In this episode of the Good Grief podcast, Amber Miller sits with host Pete Waggoner to discuss the topic of funeral personalization and how it can help people grieve. They explore why personalizing a funeral—from the flowers and decorations to the food after church service—can help the bereaved be reminded of their connection to their loved one, and how it can memorialize the legacies of those who have passed away. They discuss the different personalization options for funerals, and how to determine which elements are most meaningful. The episode also shares some tips on how to plan a personalized service that can provide a sense of comfort and closure.
- It’s in the meanings behind the elements of a funeral where personalization comes into play.
- Grieving can be a creative and meaningful process.
In this episode:
[0:40] Pete brings up the question of using “are” versus “were” when referring to the deceased. Amber explains how using the present or past tense depends on what the loved ones are comfortable with but that the passing of someone does not take away who they have always been as a person.
[2:33] Amber and Pete go into the topic of funeral personalization and how it can help provide comfort to the bereaved. Amber shares how the unique parts of a funeral can bring healing and hope to the grieving family.
[7:44] The two talk about how flowers and decorations can be a major part of the personalization process and set the scene for the visitors during the service.
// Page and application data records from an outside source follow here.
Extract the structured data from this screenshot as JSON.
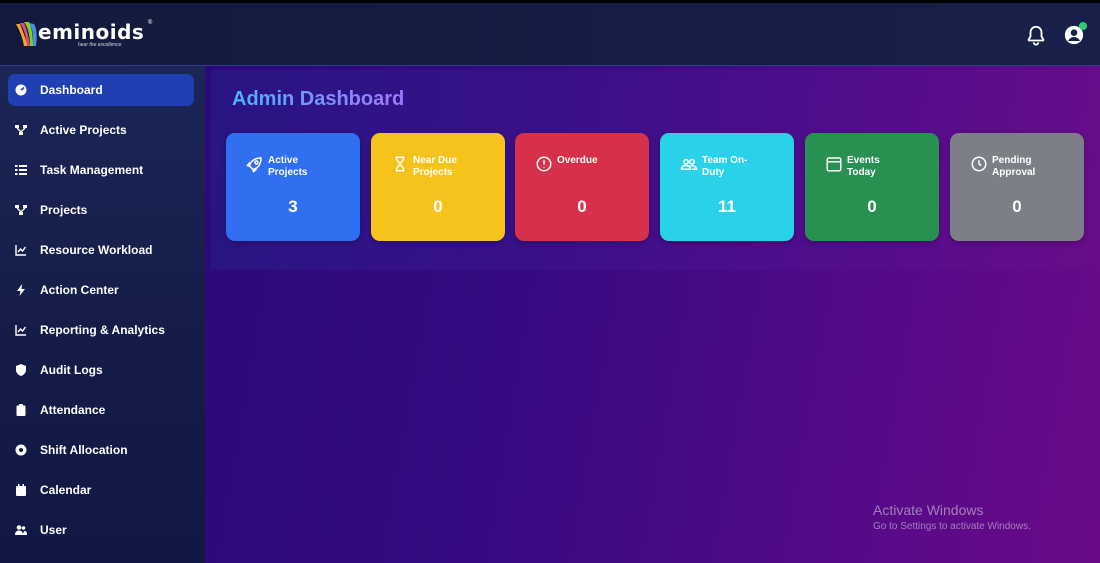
{
  "brand": {
    "name": "eminoids",
    "tagline": "hear the excellence",
    "trademark": "®"
  },
  "header": {
    "notification_icon": "bell-icon",
    "profile_icon": "user-circle-icon",
    "online_status_color": "#2ecc71"
  },
  "sidebar": {
    "items": [
      {
        "label": "Dashboard",
        "icon": "dashboard-icon",
        "active": true
      },
      {
        "label": "Active Projects",
        "icon": "project-tree-icon"
      },
      {
        "label": "Task Management",
        "icon": "task-list-icon"
      },
      {
        "label": "Projects",
        "icon": "project-tree-icon"
      },
      {
        "label": "Resource Workload",
        "icon": "chart-line-icon"
      },
      {
        "label": "Action Center",
        "icon": "bolt-icon"
      },
      {
        "label": "Reporting & Analytics",
        "icon": "chart-line-icon"
      },
      {
        "label": "Audit Logs",
        "icon": "shield-icon"
      },
      {
        "label": "Attendance",
        "icon": "clipboard-icon"
      },
      {
        "label": "Shift Allocation",
        "icon": "cog-icon"
      },
      {
        "label": "Calendar",
        "icon": "calendar-icon"
      },
      {
        "label": "User",
        "icon": "users-icon"
      }
    ]
  },
  "main": {
    "title": "Admin Dashboard",
    "cards": [
      {
        "label": "Active Projects",
        "value": "3",
        "icon": "rocket-icon",
        "color": "#2f6ff0"
      },
      {
        "label": "Near Due Projects",
        "value": "0",
        "icon": "hourglass-icon",
        "color": "#f6c31c"
      },
      {
        "label": "Overdue",
        "value": "0",
        "icon": "alert-circle-icon",
        "color": "#d7304a"
      },
      {
        "label": "Team On-Duty",
        "value": "11",
        "icon": "team-icon",
        "color": "#29d2e8"
      },
      {
        "label": "Events Today",
        "value": "0",
        "icon": "calendar-event-icon",
        "color": "#289152"
      },
      {
        "label": "Pending Approval",
        "value": "0",
        "icon": "clock-icon",
        "color": "#7d7f86"
      }
    ]
  },
  "watermark": {
    "title": "Activate Windows",
    "subtitle": "Go to Settings to activate Windows."
  },
  "colors": {
    "accent": "#1f3fb3",
    "title_gradient_start": "#4cb0ff",
    "title_gradient_end": "#a277ff"
  }
}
[13:51] Pete and Amber discuss how food can also be incorporated into the funeral and how it can be used to create a meaningful experience for the community. From having food trucks at the service to having a traditional dinner afterward, they explore how the food can be used to honor the life of their loved ones.
[19:01] Pete shares a story about how his sister’s friends and family contributed to the personalization of her funeral. The two talk about how creativity and resources can be used to make a special service that reflects the personality of the deceased and engages the grieving loved ones.
- “That’s how they are. They’ll always be that way for us.” – Amber Miller on referring to a deceased loved one
- “Oftentimes, if a funeral doesn’t feel meaningful or personalized, it sometimes doesn’t feel real. It doesn’t feel like it’s something that I can move forward from.” – Amber Miller